  15. Chapeau, E.A. et al.(2012).Ecotropic Viral Integration Site 1 (EVI1) Regulates Multiple Cellular Processes Important for Cancer and is a Synergistic Partner for FOS Protein in Invasive Tumors. Proc Natl Acad Sci 109:2168-2173.(#CBA-135)
  16. Lim, S.K. et al. (2011). Tyrosine Phosphorylation of Transcriptional Coactivator WW-Domain Binding Protein 2 Regulates Estrogen Receptor alpha Function in Breast Cancer via the Wnt Pathway. FASEB J. 25:3004-3018. (#CBA-135)
  17. Mathew, B. et al. (2011). The Novel Role of the Mu Opioid Receptor in Lung Cancer Progression: A Laboratory Investigation. Anesth. Analg. 112:558-567 (#CBA-135).
  18. Hirata, H. et al. (2010). Role of secreted Frizzled-related protein3 in Human Renal Cell Carcinoma. Cancer Res. 70:1896-1905 (#CBA-135).

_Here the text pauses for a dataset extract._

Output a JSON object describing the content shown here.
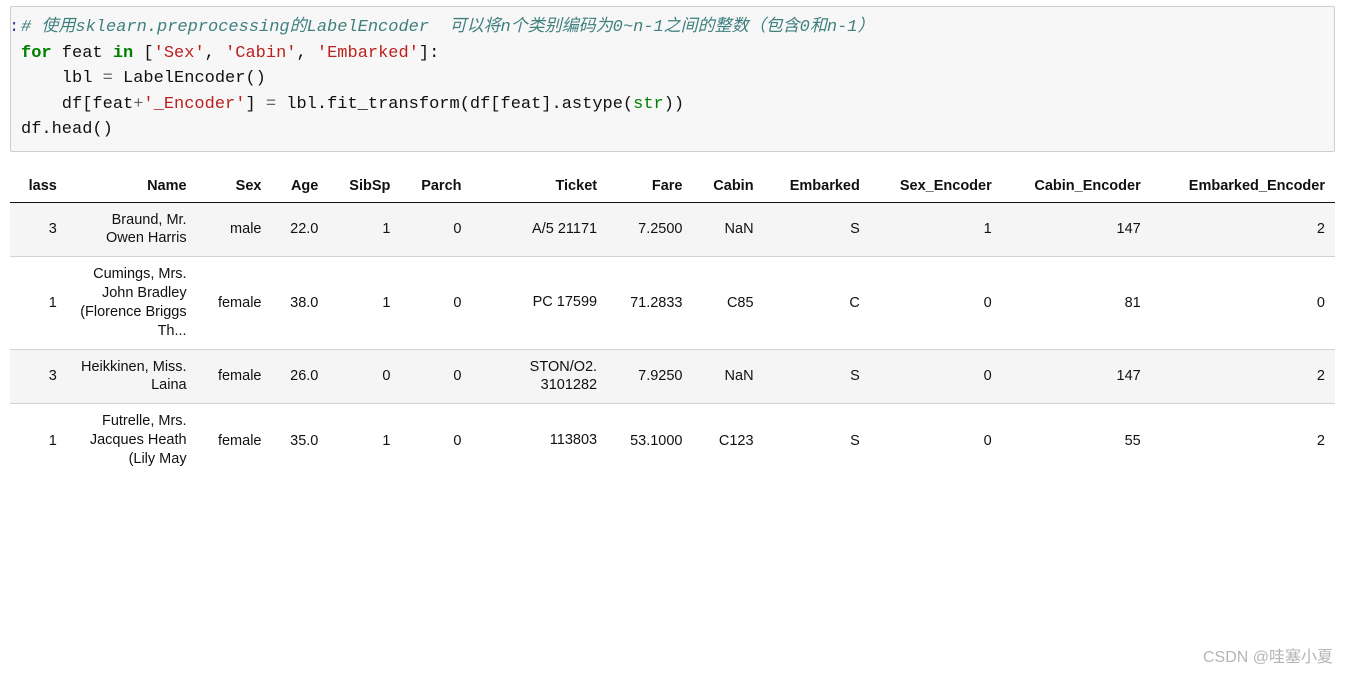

  19. Xie, G. et al. (2009). Acetylcholine-Induced Activation of M3 Muscarinic Receptors Stimulates Robust Matrix Metalloproteinase Gene Expression in Human Colon Cancer Cells. Am. J. Physiol. Gastrointest. Liver Physiol. 296:G755-G763 (#CBA-135).
  20. Hirata, H. et al. (2009). Wnt Antagonist Gene DKK2 is Epigenetically Silenced and Inhibits Renal Cancer Progression through Apoptotic and Cell Cycle Pathways. Clin. Cancer Res. 15:5678-5687 (#CBA-135).
  21. Ke, X-S. et al. (2008). Epithelial to Mesenchymal Transition of a Primary Prostate Cell Line With Switches of Cell Adhesion Modules but Without Malignant Transformation. PLoS One 3(10):e3368 (#CBA-135).
  22. Montalbano, M. et al. (2016). Modeling of hepatocytes proliferation isolated from proximal and distal zones from human hepatocellular carcinoma lesion. PLoS One 11:e0153613 (#CBA-140).